If a line in the entries below holds the string "megtekintése", copy it.

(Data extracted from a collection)
────────────────
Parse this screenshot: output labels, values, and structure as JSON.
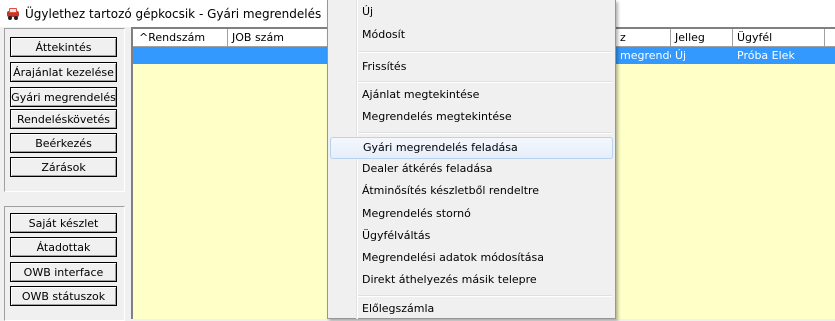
{
  "window": {
    "title": "Ügylethez tartozó gépkocsik - Gyári megrendelés",
    "icon": "car-icon"
  },
  "left_panel": {
    "group1": [
      "Áttekintés",
      "Árajánlat kezelése",
      "Gyári megrendelés",
      "Rendeléskövetés",
      "Beérkezés",
      "Zárások"
    ],
    "group2": [
      "Saját készlet",
      "Átadottak",
      "OWB interface",
      "OWB státuszok"
    ]
  },
  "grid": {
    "columns_left": [
      "^Rendszám",
      "JOB szám"
    ],
    "columns_right": [
      "z",
      "Jelleg",
      "Ügyfél"
    ],
    "selected_row": {
      "col_z": "megrendé...",
      "jelleg": "Új",
      "ugyfel": "Próba Elek"
    },
    "background": "#ffffc8",
    "selection_color": "#3399ff"
  },
  "context_menu": {
    "items": [
      "Új",
      "Módosít",
      "Frissítés",
      "Ajánlat megtekintése",
      "Megrendelés megtekintése",
      "Gyári megrendelés feladása",
      "Dealer átkérés feladása",
      "Átminősítés készletből rendeltre",
      "Megrendelés stornó",
      "Ügyfélváltás",
      "Megrendelési adatok módosítása",
      "Direkt áthelyezés másik telepre",
      "Előlegszámla"
    ],
    "highlighted": "Gyári megrendelés feladása"
  }
}
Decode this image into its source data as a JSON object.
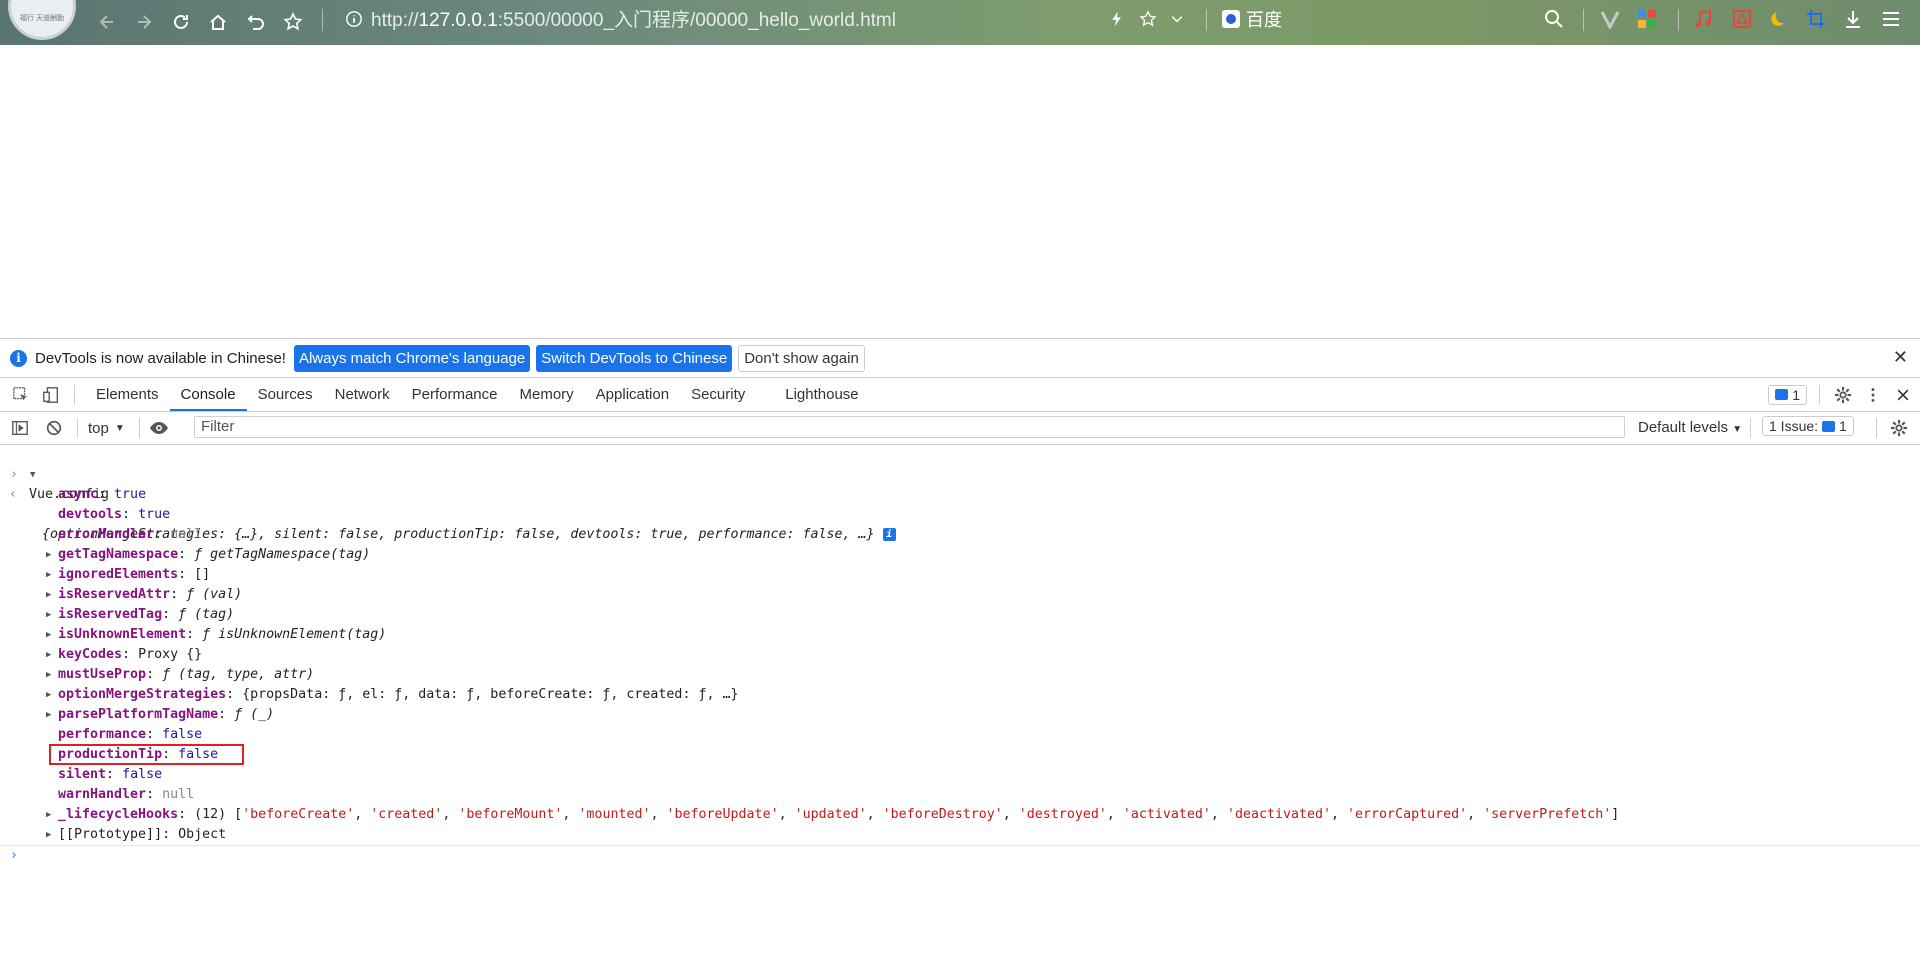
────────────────
SOLUTION FOR THIS EXERCISE:
      "Ajánlat megtekintése",
      "Megrendelés megtekintése",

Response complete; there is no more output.